Data entries
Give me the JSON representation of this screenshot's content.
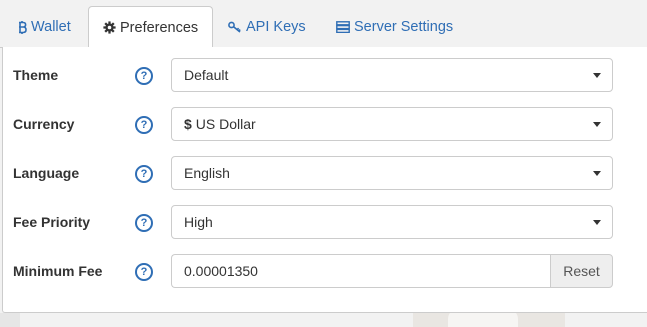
{
  "tabs": [
    {
      "label": "Wallet",
      "icon": "bitcoin-icon",
      "active": false
    },
    {
      "label": "Preferences",
      "icon": "gear-icon",
      "active": true
    },
    {
      "label": "API Keys",
      "icon": "key-icon",
      "active": false
    },
    {
      "label": "Server Settings",
      "icon": "server-icon",
      "active": false
    }
  ],
  "preferences": {
    "theme": {
      "label": "Theme",
      "value": "Default",
      "help": "?"
    },
    "currency": {
      "label": "Currency",
      "symbol": "$",
      "value": "US Dollar",
      "help": "?"
    },
    "language": {
      "label": "Language",
      "value": "English",
      "help": "?"
    },
    "fee_priority": {
      "label": "Fee Priority",
      "value": "High",
      "help": "?"
    },
    "minimum_fee": {
      "label": "Minimum Fee",
      "value": "0.00001350",
      "reset_label": "Reset",
      "help": "?"
    }
  },
  "colors": {
    "link": "#2f6eb5",
    "active_tab_text": "#333333",
    "border": "#cccccc",
    "page_background": "#f2f2f2"
  }
}
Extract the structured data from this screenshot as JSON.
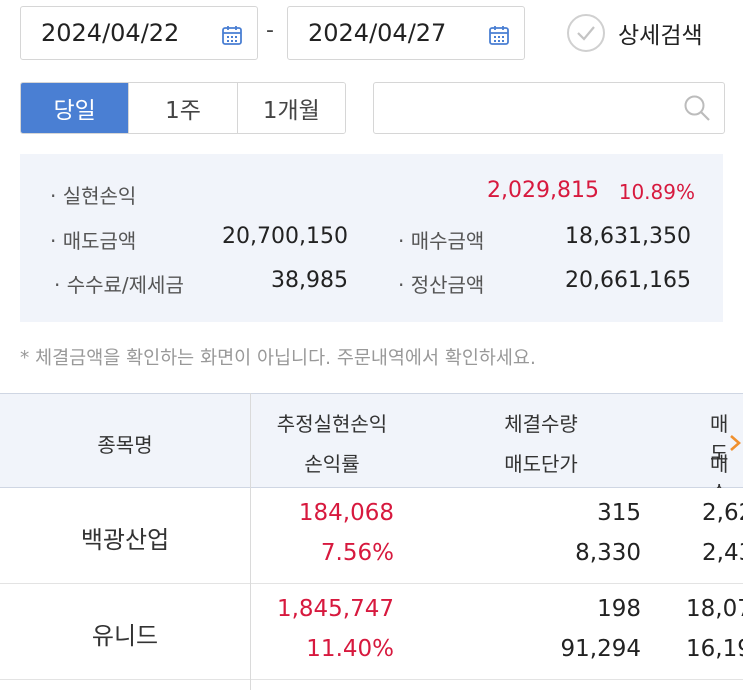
{
  "date_range": {
    "start": "2024/04/22",
    "separator": "-",
    "end": "2024/04/27",
    "detail_search_label": "상세검색"
  },
  "period_tabs": [
    {
      "label": "당일",
      "active": true
    },
    {
      "label": "1주",
      "active": false
    },
    {
      "label": "1개월",
      "active": false
    }
  ],
  "search": {
    "value": "",
    "placeholder": ""
  },
  "summary": {
    "realized_pl": {
      "label": "· 실현손익",
      "value": "2,029,815",
      "rate": "10.89%"
    },
    "sell_amount": {
      "label": "· 매도금액",
      "value": "20,700,150"
    },
    "buy_amount": {
      "label": "· 매수금액",
      "value": "18,631,350"
    },
    "fee_tax": {
      "label": "· 수수료/제세금",
      "value": "38,985"
    },
    "settlement": {
      "label": "· 정산금액",
      "value": "20,661,165"
    }
  },
  "notice": "* 체결금액을 확인하는 화면이 아닙니다. 주문내역에서 확인하세요.",
  "table": {
    "headers": {
      "stock_name": "종목명",
      "est_pl": "추정실현손익",
      "pl_rate": "손익률",
      "exec_qty": "체결수량",
      "sell_price": "매도단가",
      "col4_top": "매도",
      "col4_bottom": "매수"
    },
    "rows": [
      {
        "name": "백광산업",
        "pl": "184,068",
        "rate": "7.56%",
        "qty": "315",
        "price": "8,330",
        "c4a": "2,62",
        "c4b": "2,43"
      },
      {
        "name": "유니드",
        "pl": "1,845,747",
        "rate": "11.40%",
        "qty": "198",
        "price": "91,294",
        "c4a": "18,07",
        "c4b": "16,19"
      }
    ]
  },
  "colors": {
    "accent": "#4a7fd3",
    "profit_red": "#d7193e",
    "panel_bg": "#f1f4fa",
    "arrow_orange": "#f0902e"
  }
}
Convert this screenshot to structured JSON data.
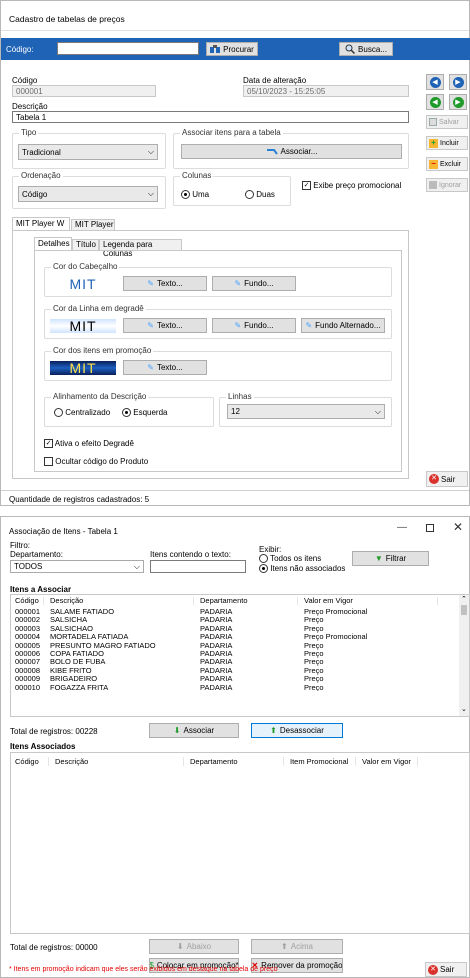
{
  "form1": {
    "title": "Cadastro de tabelas de preços",
    "search": {
      "label": "Código:",
      "value": "",
      "btn_procurar": "Procurar",
      "btn_busca": "Busca..."
    },
    "codigo_label": "Código",
    "codigo_value": "000001",
    "data_label": "Data de alteração",
    "data_value": "05/10/2023 - 15:25:05",
    "descricao_label": "Descrição",
    "descricao_value": "Tabela 1",
    "tipo_label": "Tipo",
    "tipo_value": "Tradicional",
    "associar_label": "Associar itens para a tabela",
    "associar_btn": "Associar...",
    "ordenacao_label": "Ordenação",
    "ordenacao_value": "Código",
    "colunas_label": "Colunas",
    "col_uma": "Uma",
    "col_duas": "Duas",
    "exibe_promo": "Exibe preço promocional",
    "side": {
      "salvar": "Salvar",
      "incluir": "Incluir",
      "excluir": "Excluir",
      "ignorar": "Ignorar",
      "sair": "Sair"
    },
    "tabs": [
      "MIT Player W",
      "MIT Player"
    ],
    "subtabs": [
      "Detalhes",
      "Título",
      "Legenda para Colunas"
    ],
    "cor_cabecalho": "Cor do Cabeçalho",
    "preview_text": "MIT",
    "cor_linha": "Cor da Linha em degradê",
    "cor_promo": "Cor dos itens em promoção",
    "btn_texto": "Texto...",
    "btn_fundo": "Fundo...",
    "btn_fundo_alt": "Fundo Alternado...",
    "alinhamento_label": "Alinhamento da Descrição",
    "al_centralizado": "Centralizado",
    "al_esquerda": "Esquerda",
    "linhas_label": "Linhas",
    "linhas_value": "12",
    "ativa_degrade": "Ativa o efeito Degradê",
    "ocultar_codigo": "Ocultar código do Produto",
    "status": "Quantidade de registros cadastrados:  5"
  },
  "form2": {
    "title": "Associação de Itens - Tabela 1",
    "filtro": "Filtro:",
    "departamento_label": "Departamento:",
    "departamento_value": "TODOS",
    "itens_texto_label": "Itens contendo o texto:",
    "itens_texto_value": "",
    "exibir_label": "Exibir:",
    "exibir_todos": "Todos os itens",
    "exibir_nao": "Itens não associados",
    "filtrar": "Filtrar",
    "section1": "Itens a Associar",
    "cols1": [
      "Código",
      "Descrição",
      "Departamento",
      "Valor em Vigor"
    ],
    "rows1": [
      [
        "000001",
        "SALAME FATIADO",
        "PADARIA",
        "Preço Promocional"
      ],
      [
        "000002",
        "SALSICHA",
        "PADARIA",
        "Preço"
      ],
      [
        "000003",
        "SALSICHAO",
        "PADARIA",
        "Preço"
      ],
      [
        "000004",
        "MORTADELA FATIADA",
        "PADARIA",
        "Preço Promocional"
      ],
      [
        "000005",
        "PRESUNTO MAGRO FATIADO",
        "PADARIA",
        "Preço"
      ],
      [
        "000006",
        "COPA FATIADO",
        "PADARIA",
        "Preço"
      ],
      [
        "000007",
        "BOLO DE FUBA",
        "PADARIA",
        "Preço"
      ],
      [
        "000008",
        "KIBE FRITO",
        "PADARIA",
        "Preço"
      ],
      [
        "000009",
        "BRIGADEIRO",
        "PADARIA",
        "Preço"
      ],
      [
        "000010",
        "FOGAZZA FRITA",
        "PADARIA",
        "Preço"
      ]
    ],
    "total1": "Total de registros: 00228",
    "associar": "Associar",
    "desassociar": "Desassociar",
    "section2": "Itens Associados",
    "cols2": [
      "Código",
      "Descrição",
      "Departamento",
      "Item Promocional",
      "Valor em Vigor"
    ],
    "total2": "Total de registros: 00000",
    "abaixo": "Abaixo",
    "acima": "Acima",
    "colocar_promo": "Colocar em promoção*",
    "remover_promo": "Remover da promoção",
    "footnote": "* Itens em promoção indicam que eles serão exibidos em destaque na tabela de preço",
    "sair": "Sair"
  },
  "colors": {
    "header_blue": "#1e63b5",
    "status_red": "#e30000",
    "promo_bg": "#0a1f5a",
    "yellow": "#ffe24a"
  }
}
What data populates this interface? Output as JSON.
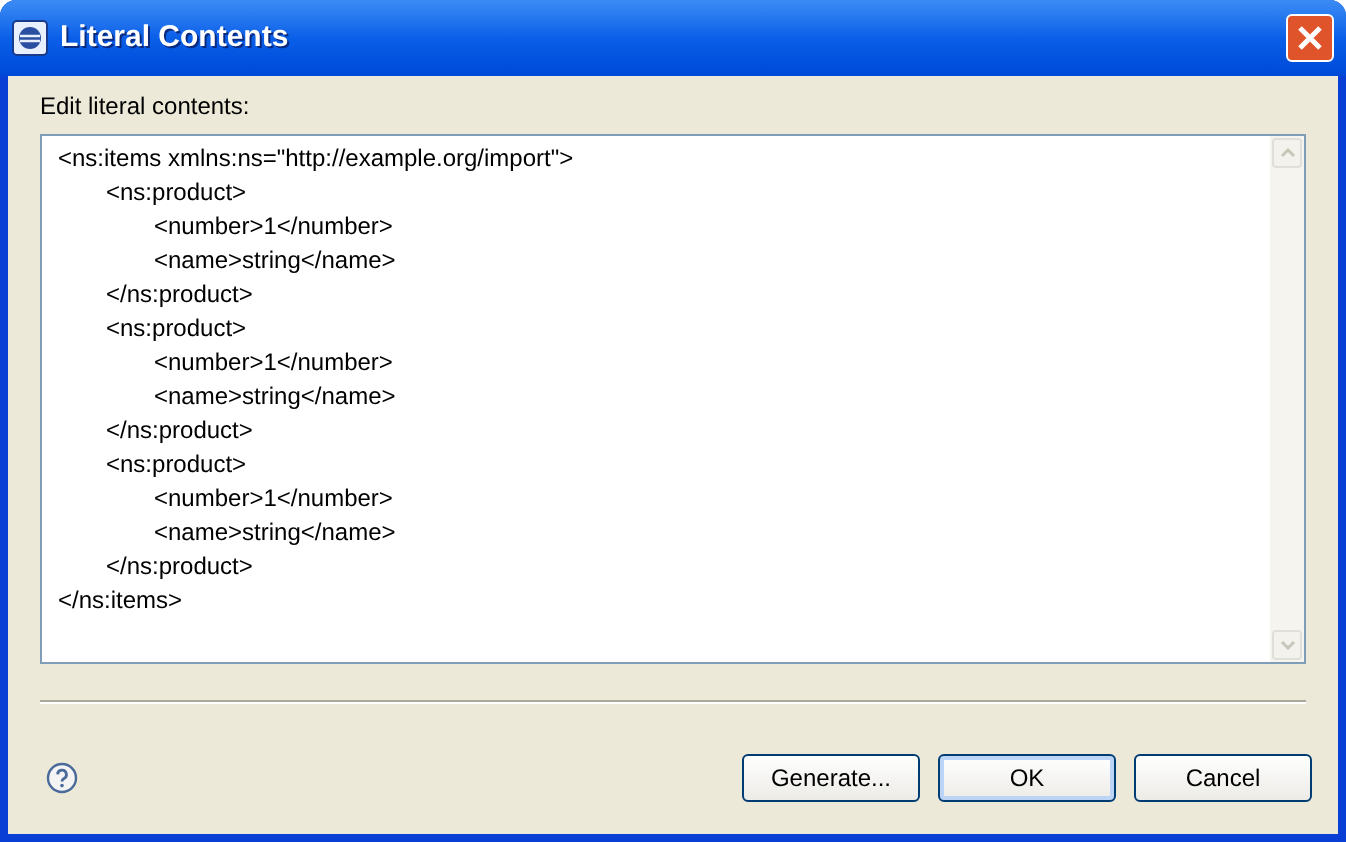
{
  "window": {
    "title": "Literal Contents"
  },
  "editor": {
    "label": "Edit literal contents:",
    "value": "<ns:items xmlns:ns=\"http://example.org/import\">\n\t<ns:product>\n\t\t<number>1</number>\n\t\t<name>string</name>\n\t</ns:product>\n\t<ns:product>\n\t\t<number>1</number>\n\t\t<name>string</name>\n\t</ns:product>\n\t<ns:product>\n\t\t<number>1</number>\n\t\t<name>string</name>\n\t</ns:product>\n</ns:items>"
  },
  "buttons": [
    {
      "label": "Generate...",
      "default": false
    },
    {
      "label": "OK",
      "default": true
    },
    {
      "label": "Cancel",
      "default": false
    }
  ]
}
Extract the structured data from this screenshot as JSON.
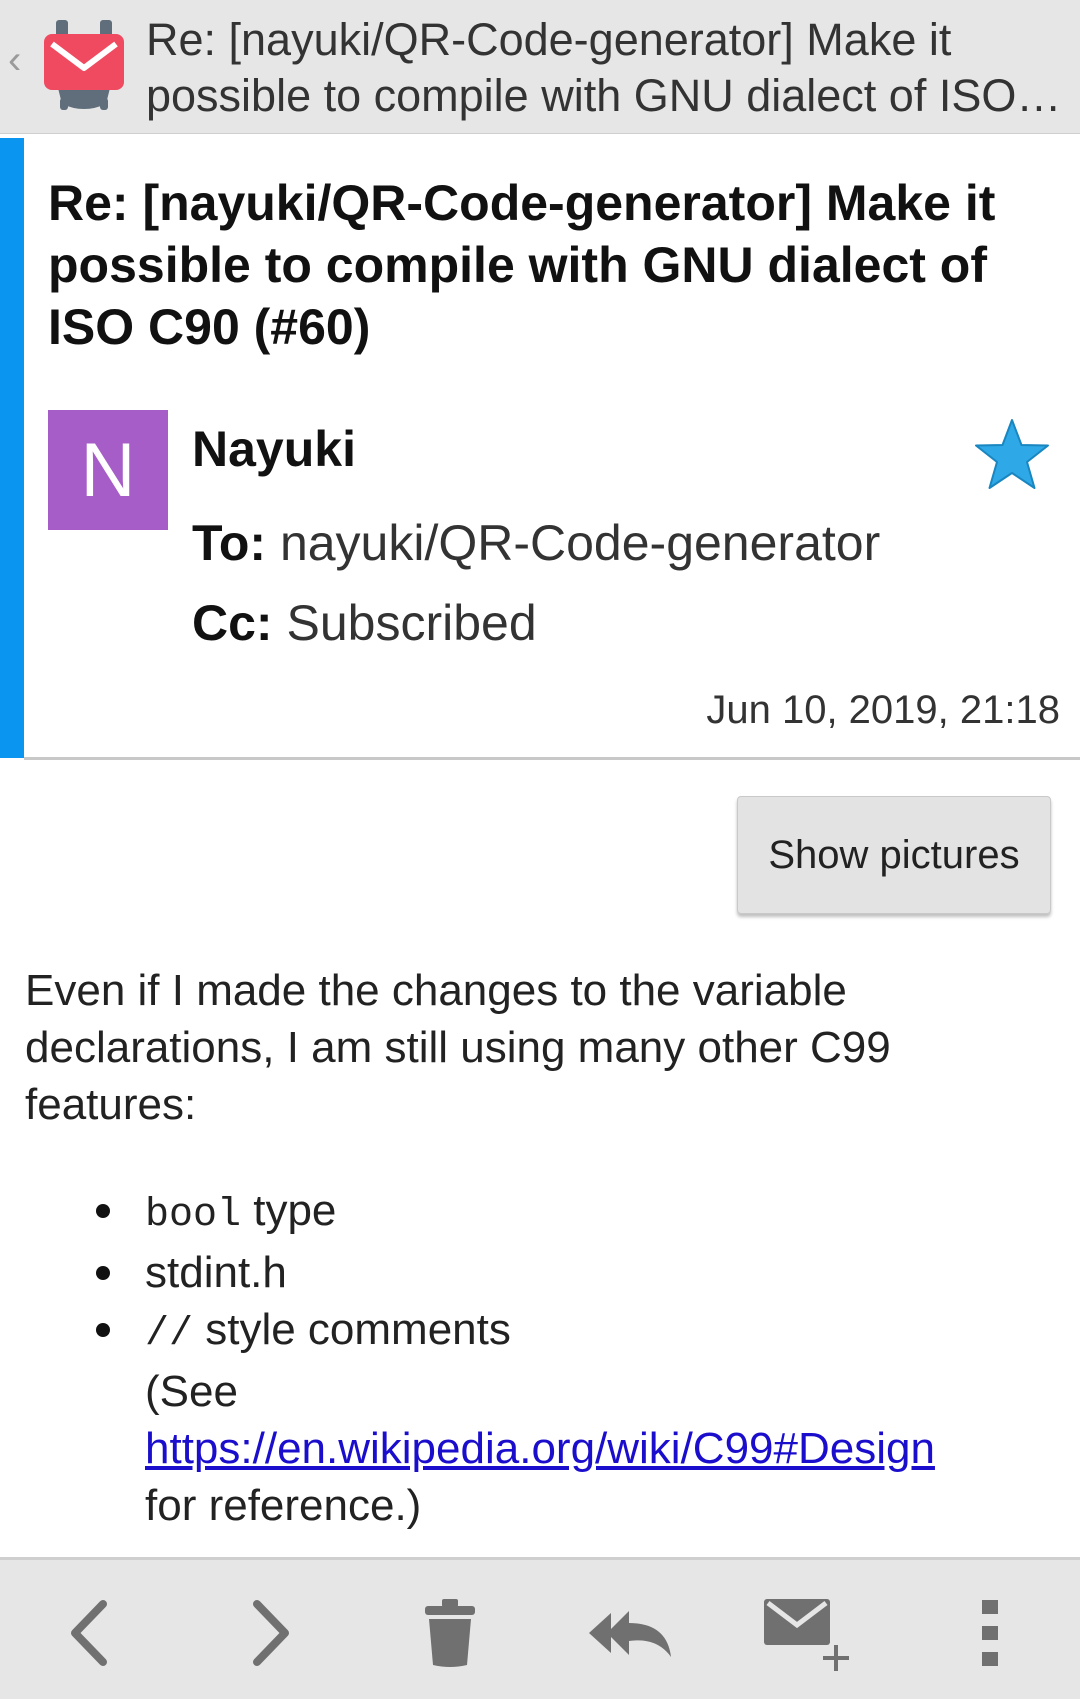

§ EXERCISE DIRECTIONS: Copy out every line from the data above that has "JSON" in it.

§ RESULT OF THE EXERCISE:
Give me the JSON representation of this screenshot's content.
Extract the structured data from this screenshot as JSON.
Convert this screenshot to structured JSON data.
What data populates this interface? Output as JSON.
Extract the structured data from this screenshot as JSON.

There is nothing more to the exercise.